The man-made greenhouse gases warming the planet hit another record this month as the amount of carbon dioxide in the atmosphere hit 415 ppm levels. An explainer
As long as humans burn fossil fuels, we add more carbon dioxide to the atmosphere. And the way we measure this is by what is called the Keeling Curve. Now the Keeling Curve has been zig zagging every year, month and day but in 2013 it crossed its threshold of 400 ppm for the first time in 800,000 years. It means that the recorded carbon-dioxide levels rose above 400 parts per million in the air.
But now recently the figure has zoomed ahead to 410 ppm and is currently 415 ppm. Some studies estimate that these carbon-dioxide levels are at their highest point in 4.5 million years. During the Pliocene era, scientists have found, carbon-dioxide levels appeared to be around 415 ppm (which is today). This rise was likely caused by wobbles in the Earth’s orbit — and humans weren’t around then. The climate of the Pliocene was much warmer and wetter than it is today. Global average temperatures were 3°C or 4°C hotter and sea levels were between 5 and 40 meters higher.

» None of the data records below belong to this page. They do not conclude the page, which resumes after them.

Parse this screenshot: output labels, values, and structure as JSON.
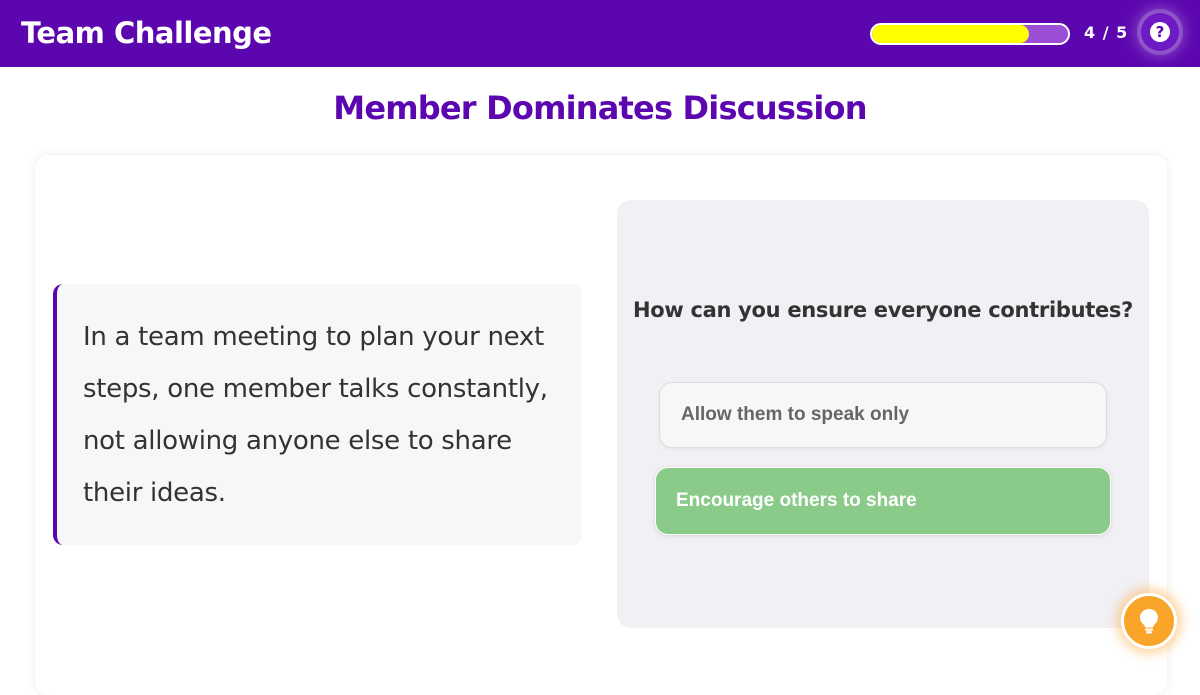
{
  "header": {
    "app_title": "Team Challenge",
    "progress": {
      "current": 4,
      "total": 5,
      "label": "4 / 5",
      "fill_fraction": 0.8
    },
    "help_icon": "question-circle-icon",
    "help_glyph": "?"
  },
  "scene": {
    "title": "Member Dominates Discussion",
    "scenario_text": "In a team meeting to plan your next steps, one member talks constantly, not allowing anyone else to share their ideas."
  },
  "question": {
    "prompt": "How can you ensure everyone contributes?",
    "options": [
      {
        "label": "Allow them to speak only",
        "state": "default"
      },
      {
        "label": "Encourage others to share",
        "state": "selected-correct"
      }
    ]
  },
  "hint": {
    "icon": "lightbulb-icon"
  },
  "colors": {
    "brand_purple": "#5c06b0",
    "progress_fill": "#ffff00",
    "correct_green": "#8acb8a",
    "hint_orange": "#f8a52a"
  }
}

So why is this important?
Well for starters, we have to look 4.5 million years into the past to even find an analogue to the present day scenario, which to be frank is fairly unknown. But it’s the best guide we have to an unprecedented situation. Other features of the Pliocene era: more frequent and intense El Niño events in the Pacific Ocean, intense flooding in the western United States, and severe coral reef extinctions as the oceans warmed. All of this is happening again if you connect the dots in the news. One of the reasons why the more passionate climate warriors insist that fighting climate change will not just stop at reducing emissions to zero, we need to extract/reduce carbon from the atmosphere and bury it deep down too.
But what is also most relevant, climatologists note, is the speed of change — the Earth just went past 400 parts per million today much faster than it did in the past. That makes it more difficult for species to adapt to the accompanying temperature increases (including, for that matter, humans).
So how high will carbon-dioxide levels rise?
That’s the big unknown. The Intergovernmental Panel on Climate Change says that we should stabilize levels at somewhere between 430 and 480 ppm if we want a good shot at keeping total global warming below 2°C — which is ostensibly the international goal. But thanks to policy paralysis and general apathy, that scenario looks increasingly unlikely. The emissions after a temporary ebb have shot again, major economies are in denial of climate change, oil companies living in their market led bubbles are straying away from their commitments while we don’t want to give up our addiction to consumerism.
Alternatively, if emissions keep rising without end, the IPCC predicts that we could blow past 1,000 ppm by the end of the century. That would put us in completely uncharted territory. But for numbers:
Using 1 tonne Carbon= 3.66 tonne CO2
1 ppm CO2 = 2.12 Gt carbon or 7.76 Gt CO2.
Taking the reciprocal, we get 0.129 ppm/Gt CO2.
Currently, the CO2 is at 415 ppm, so to get an additional 1 degree warming the CO2 -level needs to increase 108 ppm CO2. Which by the looks of it is not very far. This is why the carbon threshold has been a reminder to keep our emissions below it. These factors have not been studied or seen in human history, which makes them even more unpredictable, to say the least.